It’s the end of the year, the time when we take stock of what we’ve gained and lost, and what we expect (or hope) to gain and lose in the months ahead.
When it comes to technology, the gains and losses go pretty much hand in hand. We get new features and devices, and we set down old ones to collect dust on a shelf. Sometimes, a new gadget comes along and we can’t ditch the old one soon enough, but often, technologies disrupt conventions, institutions, and other technologies that mean something to us and that we don’t want to send off. We can feel change coming, and we don’t want it. Sometimes, our fears are overblown, but other times the disruption is real and permanent, such as the effect literacy had on society (for a more extensive discussion, see chapter two of James Gleick’s The Information).
Today, with Kindles and iPads and mobile phones changing so much of how we go about our business, there are more than a couple of things we fear are nearing the ends of their shelf life. Here’s a quick survey of what people are worried will become obsolete in the years ahead.

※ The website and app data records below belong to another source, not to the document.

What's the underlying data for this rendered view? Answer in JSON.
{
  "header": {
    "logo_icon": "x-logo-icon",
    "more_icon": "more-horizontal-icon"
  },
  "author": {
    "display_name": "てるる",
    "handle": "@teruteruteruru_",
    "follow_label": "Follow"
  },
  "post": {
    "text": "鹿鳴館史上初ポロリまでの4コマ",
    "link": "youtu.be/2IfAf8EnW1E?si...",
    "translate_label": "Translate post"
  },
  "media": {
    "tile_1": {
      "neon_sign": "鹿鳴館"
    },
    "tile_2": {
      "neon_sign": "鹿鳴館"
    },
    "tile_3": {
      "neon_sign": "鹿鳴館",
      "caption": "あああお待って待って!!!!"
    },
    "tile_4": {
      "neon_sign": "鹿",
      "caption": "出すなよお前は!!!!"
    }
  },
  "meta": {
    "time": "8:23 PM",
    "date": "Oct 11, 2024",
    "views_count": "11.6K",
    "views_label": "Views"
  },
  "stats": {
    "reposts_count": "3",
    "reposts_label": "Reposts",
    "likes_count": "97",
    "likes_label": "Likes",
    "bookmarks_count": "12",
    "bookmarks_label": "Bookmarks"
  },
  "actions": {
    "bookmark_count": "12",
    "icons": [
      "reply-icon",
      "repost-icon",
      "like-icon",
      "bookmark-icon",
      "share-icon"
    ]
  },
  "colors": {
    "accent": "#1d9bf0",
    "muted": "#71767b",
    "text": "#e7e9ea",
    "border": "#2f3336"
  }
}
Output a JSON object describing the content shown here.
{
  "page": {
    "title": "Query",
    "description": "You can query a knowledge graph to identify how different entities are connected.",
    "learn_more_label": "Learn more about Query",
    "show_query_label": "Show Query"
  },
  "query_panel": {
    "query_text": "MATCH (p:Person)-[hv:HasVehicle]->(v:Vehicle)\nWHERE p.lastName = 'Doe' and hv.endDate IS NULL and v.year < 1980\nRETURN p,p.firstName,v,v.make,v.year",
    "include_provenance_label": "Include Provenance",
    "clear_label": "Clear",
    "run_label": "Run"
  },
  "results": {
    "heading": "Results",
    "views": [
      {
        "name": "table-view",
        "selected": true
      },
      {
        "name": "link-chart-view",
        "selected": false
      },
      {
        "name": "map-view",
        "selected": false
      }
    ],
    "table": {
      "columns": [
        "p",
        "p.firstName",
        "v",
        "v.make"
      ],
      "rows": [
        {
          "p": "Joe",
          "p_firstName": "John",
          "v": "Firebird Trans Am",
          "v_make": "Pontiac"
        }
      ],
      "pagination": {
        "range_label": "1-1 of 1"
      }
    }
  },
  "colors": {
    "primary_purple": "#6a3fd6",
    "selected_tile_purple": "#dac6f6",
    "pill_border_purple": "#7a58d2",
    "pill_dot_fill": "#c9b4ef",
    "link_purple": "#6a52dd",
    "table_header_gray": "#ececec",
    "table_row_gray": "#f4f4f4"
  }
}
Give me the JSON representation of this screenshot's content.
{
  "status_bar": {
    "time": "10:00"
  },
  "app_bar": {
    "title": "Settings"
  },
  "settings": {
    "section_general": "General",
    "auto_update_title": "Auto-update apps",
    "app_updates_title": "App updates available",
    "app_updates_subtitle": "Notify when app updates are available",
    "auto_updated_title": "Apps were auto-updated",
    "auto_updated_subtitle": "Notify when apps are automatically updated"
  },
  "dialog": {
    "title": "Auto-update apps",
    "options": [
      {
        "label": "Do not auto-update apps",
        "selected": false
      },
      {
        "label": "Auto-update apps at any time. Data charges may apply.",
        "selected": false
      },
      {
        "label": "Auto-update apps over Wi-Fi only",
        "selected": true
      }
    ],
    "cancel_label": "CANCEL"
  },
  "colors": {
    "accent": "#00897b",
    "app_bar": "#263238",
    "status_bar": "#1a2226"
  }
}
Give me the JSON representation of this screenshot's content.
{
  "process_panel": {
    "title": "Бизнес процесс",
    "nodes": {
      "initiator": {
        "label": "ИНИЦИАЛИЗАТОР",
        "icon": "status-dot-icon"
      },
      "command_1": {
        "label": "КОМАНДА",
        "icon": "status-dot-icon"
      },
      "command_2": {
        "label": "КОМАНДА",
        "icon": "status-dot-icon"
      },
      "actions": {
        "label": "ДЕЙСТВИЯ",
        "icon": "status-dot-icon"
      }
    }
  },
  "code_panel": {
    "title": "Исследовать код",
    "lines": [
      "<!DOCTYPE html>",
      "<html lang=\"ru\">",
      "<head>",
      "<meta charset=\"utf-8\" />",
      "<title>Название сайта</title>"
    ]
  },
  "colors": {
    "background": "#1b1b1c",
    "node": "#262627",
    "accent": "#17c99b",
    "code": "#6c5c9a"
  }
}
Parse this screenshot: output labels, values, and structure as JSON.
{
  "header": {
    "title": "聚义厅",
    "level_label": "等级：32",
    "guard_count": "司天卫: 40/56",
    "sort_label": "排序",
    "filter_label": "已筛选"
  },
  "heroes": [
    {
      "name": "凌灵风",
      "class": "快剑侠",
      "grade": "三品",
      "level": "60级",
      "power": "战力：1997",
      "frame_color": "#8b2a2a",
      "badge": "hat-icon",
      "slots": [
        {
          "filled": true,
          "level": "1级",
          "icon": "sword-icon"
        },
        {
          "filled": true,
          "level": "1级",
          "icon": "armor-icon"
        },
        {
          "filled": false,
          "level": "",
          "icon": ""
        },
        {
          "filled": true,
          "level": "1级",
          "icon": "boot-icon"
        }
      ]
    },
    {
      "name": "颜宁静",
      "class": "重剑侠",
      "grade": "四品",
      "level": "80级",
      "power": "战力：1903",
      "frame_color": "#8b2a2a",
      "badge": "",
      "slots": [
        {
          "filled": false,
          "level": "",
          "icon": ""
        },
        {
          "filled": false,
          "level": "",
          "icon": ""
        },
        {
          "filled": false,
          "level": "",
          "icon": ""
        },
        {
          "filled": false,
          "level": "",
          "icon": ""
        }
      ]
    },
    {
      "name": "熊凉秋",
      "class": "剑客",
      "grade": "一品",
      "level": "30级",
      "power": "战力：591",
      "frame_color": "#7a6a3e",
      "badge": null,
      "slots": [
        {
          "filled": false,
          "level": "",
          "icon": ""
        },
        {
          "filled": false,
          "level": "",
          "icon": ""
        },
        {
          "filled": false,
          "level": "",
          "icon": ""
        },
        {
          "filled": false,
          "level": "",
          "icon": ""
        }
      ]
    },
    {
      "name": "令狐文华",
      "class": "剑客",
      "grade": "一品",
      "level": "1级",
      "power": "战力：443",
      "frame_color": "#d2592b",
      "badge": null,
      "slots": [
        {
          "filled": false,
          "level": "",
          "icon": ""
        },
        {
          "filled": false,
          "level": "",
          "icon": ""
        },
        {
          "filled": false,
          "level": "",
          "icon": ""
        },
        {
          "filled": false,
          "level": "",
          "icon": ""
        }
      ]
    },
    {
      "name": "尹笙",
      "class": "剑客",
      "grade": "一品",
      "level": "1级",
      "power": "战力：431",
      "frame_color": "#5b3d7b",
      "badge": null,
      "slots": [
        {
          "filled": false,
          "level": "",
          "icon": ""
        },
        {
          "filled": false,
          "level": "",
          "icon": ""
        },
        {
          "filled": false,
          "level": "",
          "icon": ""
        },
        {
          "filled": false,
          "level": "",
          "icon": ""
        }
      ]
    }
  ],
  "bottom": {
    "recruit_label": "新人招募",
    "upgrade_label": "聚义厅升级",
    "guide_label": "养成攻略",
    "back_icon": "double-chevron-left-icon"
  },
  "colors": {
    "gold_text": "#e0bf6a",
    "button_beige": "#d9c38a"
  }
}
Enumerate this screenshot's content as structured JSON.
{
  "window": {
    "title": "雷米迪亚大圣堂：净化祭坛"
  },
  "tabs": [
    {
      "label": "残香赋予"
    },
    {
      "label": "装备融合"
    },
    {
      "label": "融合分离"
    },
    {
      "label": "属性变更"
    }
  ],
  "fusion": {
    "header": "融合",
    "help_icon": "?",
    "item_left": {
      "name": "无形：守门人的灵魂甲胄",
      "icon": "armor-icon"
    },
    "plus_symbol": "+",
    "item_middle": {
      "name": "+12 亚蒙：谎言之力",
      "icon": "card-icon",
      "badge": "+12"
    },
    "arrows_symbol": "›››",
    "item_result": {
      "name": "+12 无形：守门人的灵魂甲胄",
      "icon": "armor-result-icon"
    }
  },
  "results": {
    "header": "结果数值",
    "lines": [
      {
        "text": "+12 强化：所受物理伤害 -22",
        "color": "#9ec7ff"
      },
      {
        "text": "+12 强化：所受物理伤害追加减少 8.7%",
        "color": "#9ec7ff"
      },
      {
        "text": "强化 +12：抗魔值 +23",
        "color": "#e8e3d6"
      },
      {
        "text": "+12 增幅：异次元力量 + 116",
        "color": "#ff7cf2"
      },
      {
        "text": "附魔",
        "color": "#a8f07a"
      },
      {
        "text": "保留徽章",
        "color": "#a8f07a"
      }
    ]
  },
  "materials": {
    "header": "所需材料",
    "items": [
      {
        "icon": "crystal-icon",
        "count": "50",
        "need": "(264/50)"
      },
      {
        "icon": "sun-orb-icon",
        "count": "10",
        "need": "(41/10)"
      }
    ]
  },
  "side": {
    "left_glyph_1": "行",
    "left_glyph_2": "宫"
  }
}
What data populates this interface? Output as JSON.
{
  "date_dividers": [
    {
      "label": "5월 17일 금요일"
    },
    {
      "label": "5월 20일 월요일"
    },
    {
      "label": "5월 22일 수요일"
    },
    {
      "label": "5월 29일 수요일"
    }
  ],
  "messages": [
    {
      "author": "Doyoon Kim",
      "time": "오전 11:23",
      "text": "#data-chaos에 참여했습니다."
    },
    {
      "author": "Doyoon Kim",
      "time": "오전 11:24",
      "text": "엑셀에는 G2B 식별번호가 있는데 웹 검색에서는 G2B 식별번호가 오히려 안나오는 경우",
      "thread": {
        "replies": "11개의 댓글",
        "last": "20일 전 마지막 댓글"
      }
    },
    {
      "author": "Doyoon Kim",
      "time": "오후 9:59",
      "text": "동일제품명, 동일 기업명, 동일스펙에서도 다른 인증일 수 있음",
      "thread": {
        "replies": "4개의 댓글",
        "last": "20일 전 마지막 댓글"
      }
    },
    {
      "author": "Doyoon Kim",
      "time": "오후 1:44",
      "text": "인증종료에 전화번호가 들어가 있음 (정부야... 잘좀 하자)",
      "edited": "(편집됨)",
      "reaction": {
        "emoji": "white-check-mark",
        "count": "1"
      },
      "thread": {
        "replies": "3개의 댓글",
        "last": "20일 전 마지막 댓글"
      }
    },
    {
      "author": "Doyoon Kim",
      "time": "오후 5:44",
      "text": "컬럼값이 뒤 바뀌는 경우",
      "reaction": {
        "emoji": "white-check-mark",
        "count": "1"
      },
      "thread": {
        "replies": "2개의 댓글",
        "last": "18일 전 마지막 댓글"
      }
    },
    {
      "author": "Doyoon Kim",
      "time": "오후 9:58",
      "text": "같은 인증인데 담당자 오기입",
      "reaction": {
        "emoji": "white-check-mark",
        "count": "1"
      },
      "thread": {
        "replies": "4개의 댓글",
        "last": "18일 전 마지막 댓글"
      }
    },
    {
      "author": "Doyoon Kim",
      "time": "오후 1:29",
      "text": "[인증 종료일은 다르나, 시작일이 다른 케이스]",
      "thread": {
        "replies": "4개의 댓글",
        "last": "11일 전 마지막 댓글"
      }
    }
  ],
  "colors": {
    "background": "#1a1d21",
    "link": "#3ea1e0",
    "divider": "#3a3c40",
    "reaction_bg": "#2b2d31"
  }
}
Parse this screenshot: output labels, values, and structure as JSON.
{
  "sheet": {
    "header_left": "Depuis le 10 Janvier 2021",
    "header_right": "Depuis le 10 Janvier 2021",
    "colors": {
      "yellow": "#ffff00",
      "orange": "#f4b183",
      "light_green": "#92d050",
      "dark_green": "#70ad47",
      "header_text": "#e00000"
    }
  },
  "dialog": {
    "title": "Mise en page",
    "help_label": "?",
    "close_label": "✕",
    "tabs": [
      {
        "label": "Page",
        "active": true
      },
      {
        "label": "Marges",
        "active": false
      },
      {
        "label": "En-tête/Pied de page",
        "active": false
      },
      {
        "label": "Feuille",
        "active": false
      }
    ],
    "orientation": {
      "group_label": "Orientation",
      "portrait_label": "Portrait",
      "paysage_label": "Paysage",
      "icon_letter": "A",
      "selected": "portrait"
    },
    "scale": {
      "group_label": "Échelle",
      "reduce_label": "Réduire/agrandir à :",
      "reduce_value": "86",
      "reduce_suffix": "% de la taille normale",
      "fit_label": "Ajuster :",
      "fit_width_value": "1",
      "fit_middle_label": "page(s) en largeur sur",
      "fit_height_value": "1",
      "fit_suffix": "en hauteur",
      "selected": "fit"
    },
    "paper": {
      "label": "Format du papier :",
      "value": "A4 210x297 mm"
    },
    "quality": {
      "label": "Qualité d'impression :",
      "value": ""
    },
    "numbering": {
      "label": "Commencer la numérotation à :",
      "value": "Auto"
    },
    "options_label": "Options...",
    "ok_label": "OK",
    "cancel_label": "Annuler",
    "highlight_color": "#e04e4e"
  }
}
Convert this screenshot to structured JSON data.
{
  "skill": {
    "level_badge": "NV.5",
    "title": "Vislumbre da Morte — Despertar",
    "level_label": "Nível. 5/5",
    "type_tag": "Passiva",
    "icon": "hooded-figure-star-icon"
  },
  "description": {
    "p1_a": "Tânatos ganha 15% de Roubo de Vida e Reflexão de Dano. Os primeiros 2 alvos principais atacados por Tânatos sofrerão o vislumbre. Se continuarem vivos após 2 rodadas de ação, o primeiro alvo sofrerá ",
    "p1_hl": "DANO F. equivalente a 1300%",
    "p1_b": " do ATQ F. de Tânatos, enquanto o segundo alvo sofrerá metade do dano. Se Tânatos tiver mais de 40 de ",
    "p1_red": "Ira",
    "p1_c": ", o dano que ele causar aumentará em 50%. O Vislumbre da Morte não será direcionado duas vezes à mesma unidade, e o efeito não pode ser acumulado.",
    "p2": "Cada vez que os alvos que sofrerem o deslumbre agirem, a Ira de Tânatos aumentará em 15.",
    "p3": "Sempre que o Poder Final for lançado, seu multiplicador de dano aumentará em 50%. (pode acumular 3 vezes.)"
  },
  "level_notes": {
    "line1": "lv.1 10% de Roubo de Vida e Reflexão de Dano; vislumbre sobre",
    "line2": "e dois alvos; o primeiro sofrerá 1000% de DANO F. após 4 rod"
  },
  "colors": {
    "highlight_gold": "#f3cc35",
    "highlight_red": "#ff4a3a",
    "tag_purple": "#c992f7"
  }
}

“One of the saddest lessons of history is this; if we have been bamboozled long enough, we tend to reject any evidence of the bamboozle. We’re no longer interested in finding out the truth. The bamboozle has captured us. It is simply too painful to acknowledge even to ourselves that we’ve been so credulous.”—Carl Sagan (via cultureofresistance)
It means so much. Having an Uncle that spent 13 months overseas fighting for what he believes in is already a great thing, but watching my Aunt raise two young girls and be pregnant with another while he was away is spectacular within itself. It means the world that finally other families can have their loved ones home just like we were fortunate to get when he came back a few years ago.
The president is tumbling testimonies from families of Iraq War vets.